Economy, Business And Markets

Stocks Catch a Breather

Business & Markets Desk
Stocks Catch a Breather
Stocks Catch a Breather

Stocks held steady this week slowly, recovering nearly all ground lost in the three-day rout that started on Feb. 10, as a mixture of news rocked Tehran’s markets.

Equities have staged a rally in Tehran since Jan. 16, when sanctions against Tehran’s nuclear program were revoked and opened the door to normalization of business and banking relations with the global community.

Since the lifting of sanctions, the TSE has surged 22%, while its smaller rival the Iran Fara Bourse jumped 15%.

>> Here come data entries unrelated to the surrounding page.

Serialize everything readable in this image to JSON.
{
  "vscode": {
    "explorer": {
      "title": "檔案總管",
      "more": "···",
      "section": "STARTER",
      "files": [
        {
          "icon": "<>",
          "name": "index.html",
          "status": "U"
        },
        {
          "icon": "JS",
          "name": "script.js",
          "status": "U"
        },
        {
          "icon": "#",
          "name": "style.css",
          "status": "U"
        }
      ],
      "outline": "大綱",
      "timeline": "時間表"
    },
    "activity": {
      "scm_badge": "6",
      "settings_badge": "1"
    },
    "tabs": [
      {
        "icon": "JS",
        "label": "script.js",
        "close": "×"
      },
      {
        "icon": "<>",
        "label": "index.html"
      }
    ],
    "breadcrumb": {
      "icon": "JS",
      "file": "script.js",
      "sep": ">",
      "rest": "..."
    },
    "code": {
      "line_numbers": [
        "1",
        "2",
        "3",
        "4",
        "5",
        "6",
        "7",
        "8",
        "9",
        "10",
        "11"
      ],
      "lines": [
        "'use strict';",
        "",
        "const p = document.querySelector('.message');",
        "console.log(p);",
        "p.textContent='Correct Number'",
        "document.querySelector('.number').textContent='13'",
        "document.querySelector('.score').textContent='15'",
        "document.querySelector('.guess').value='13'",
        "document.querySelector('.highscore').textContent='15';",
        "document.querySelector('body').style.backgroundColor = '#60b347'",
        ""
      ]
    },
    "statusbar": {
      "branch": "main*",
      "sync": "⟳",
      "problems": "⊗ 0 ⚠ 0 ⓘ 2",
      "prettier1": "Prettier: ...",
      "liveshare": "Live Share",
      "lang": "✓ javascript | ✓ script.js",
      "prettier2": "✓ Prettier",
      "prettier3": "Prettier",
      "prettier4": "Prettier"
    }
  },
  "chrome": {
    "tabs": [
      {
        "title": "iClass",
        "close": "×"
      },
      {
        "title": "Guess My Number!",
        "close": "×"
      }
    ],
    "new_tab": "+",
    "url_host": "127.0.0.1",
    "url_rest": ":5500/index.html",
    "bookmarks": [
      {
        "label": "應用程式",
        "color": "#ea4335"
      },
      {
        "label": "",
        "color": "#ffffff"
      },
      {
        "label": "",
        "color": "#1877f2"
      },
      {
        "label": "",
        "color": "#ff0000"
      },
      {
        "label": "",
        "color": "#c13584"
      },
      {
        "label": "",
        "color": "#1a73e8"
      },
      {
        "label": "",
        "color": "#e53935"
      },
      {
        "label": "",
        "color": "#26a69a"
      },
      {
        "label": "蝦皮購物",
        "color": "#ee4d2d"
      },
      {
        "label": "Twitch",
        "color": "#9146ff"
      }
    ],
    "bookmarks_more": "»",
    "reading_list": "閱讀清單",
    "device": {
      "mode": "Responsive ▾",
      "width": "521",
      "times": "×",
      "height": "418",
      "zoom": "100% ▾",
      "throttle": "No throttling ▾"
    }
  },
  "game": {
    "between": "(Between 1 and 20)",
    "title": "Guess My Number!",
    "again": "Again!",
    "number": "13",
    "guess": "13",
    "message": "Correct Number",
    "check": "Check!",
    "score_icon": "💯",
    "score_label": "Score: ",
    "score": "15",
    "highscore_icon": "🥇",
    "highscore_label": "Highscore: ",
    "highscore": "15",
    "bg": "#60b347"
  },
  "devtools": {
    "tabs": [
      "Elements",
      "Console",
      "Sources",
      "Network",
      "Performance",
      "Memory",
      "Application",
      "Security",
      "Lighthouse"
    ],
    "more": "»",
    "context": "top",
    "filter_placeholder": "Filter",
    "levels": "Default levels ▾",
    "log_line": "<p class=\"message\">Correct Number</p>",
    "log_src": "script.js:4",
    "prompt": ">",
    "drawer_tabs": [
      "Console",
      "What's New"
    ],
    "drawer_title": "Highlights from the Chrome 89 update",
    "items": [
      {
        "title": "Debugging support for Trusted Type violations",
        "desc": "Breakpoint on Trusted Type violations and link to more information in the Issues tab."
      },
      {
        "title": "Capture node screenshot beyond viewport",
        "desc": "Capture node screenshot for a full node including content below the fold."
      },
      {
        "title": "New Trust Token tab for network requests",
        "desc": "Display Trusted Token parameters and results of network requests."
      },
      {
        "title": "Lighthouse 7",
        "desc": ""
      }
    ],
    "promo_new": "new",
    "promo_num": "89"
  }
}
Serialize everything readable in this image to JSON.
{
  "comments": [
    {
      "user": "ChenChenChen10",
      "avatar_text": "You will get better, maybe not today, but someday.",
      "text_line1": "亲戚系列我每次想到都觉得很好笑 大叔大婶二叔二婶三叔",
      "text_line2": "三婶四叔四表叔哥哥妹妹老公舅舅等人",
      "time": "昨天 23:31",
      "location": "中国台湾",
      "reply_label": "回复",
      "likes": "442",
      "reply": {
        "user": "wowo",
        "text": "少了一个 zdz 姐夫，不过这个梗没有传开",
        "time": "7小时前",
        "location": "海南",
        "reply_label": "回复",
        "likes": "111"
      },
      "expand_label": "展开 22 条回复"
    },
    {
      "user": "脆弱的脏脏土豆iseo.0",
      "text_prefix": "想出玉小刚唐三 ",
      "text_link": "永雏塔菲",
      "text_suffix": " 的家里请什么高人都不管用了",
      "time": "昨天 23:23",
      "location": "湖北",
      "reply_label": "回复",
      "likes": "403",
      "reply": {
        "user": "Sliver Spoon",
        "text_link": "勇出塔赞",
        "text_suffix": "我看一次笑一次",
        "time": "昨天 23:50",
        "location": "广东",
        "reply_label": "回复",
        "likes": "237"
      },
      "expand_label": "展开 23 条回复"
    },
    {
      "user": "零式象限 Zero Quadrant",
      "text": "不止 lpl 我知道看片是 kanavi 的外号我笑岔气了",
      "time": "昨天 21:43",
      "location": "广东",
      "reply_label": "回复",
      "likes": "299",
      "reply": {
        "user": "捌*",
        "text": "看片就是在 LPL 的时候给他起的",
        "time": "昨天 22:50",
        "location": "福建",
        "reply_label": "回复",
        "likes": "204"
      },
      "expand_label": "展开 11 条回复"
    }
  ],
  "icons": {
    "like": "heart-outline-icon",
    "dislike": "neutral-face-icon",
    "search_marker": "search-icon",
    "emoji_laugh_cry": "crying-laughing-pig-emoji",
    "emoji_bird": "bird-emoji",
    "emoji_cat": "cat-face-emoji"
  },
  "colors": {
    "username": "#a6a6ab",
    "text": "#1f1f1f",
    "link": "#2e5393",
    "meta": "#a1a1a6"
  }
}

However, a price correction started on Feb. 10, which deflated the market 1.3% during the next two trading days. Stocks spent the rest of last week recouping losses from the correction.

Tehran Stock Exchange’s Benchmark TEDPIX closed 0.47% higher at 77,888 points for the week, just 521 points off the record it set on Feb. 9.

TSE saw its busiest day in recorded history on Feb. 9, with over 3.91 billion shares changing hands and the TEDPIX capping 3.19% or 2,415 points, to close at a 23-month peak of 78,199 points.

What moves the TSE also moves the Iran Fara Bourse. Shares on IFB fell to a one-week low of 799.44 point on Sunday and spent the rest of the week rebounding from the losses. IFB benchmark index, IFX, edged up 3 points or 0.3% by Wednesday’s 819.44 point finish.

  Automotive Shares

Automakers have been the top performers. Their performance has been staggering. The shares of SAIPA, Iran’s second largest carmaker, surged a whopping 23% to end the week at 2,459 rials per share. The larger rival Iran Khodro soared 15% to 3,399 rials during the week. The rise of car manufacturers is mainly due to rumored deals between them and global giants like Renault-Nissan Alliance and France’s PSA Peugeot Citroën.

“There are carmakers and then there is the rest of the market,” Reza Qahremani, Maskan investment bank’s head of asset management, told Financial Tribune.

“Two holdings are selling 8% of SAIPA this week. That may give auto stocks a jolt in the right direction and help bring down share prices.”

Enthusiasm about changes in Iran’s economic dynamics due to the lifting of sanctions has trumped the effect of domestic turmoil and a slowdown in the global economy.

Iran’s economy is struggling—growth is close to zero, one in 10 is jobless and many banks face mountains of bad debt. But many investors are betting that by restoring Iran’s links with the rest of the world and attracting foreign capital and technology, the end of sanctions will trigger a long-term economic boom.

  Oil and Equities

An increase in Iran’s crude output is one of the immediate effects of sanctions relief.

Iran was the second-biggest producer in the Organization of Petroleum Exporting Countries before sanctions were intensified in 2012. It is now seeking to boost output by one million barrels a day and regain market share.

Iran has already sent oil-filled tankers to Europe, while Chinese and Spanish companies have also booked shipments. However, plummeting oil prices are negating the effect of increase in crude output.

Higher crude output helps fiscal spending but Iran’s largely petroleum dependent stock markets need higher prices for higher profits. Petrochemical producers, now running below capacity, export half the total worth of Iran’s corporate sector exports. Sanctions and indecision about the price of their gas feedstock has made them underperform.

With the lifting of sanctions, their exports are expected to recover, but low crude oil prices and a weak global economy mean the jump in profitability will be small.

Low oil prices have finally created movement among oil producers. Iranian Oil Minister Bijan Namdar Zanganeh and his counterparts from Qatar, Iraq and Venezuela held talks in Tehran on Wednesday aimed at persuading Iran to join a global pact to restrain output, agreed this week by OPEC leader Saudi Arabia and non-OPEC member Russia, the world’s two largest oil exporters.

But the idea has failed to impress the market so far, with oil prices fluctuating sharply this week and trading on Thursday at $35 per barrel.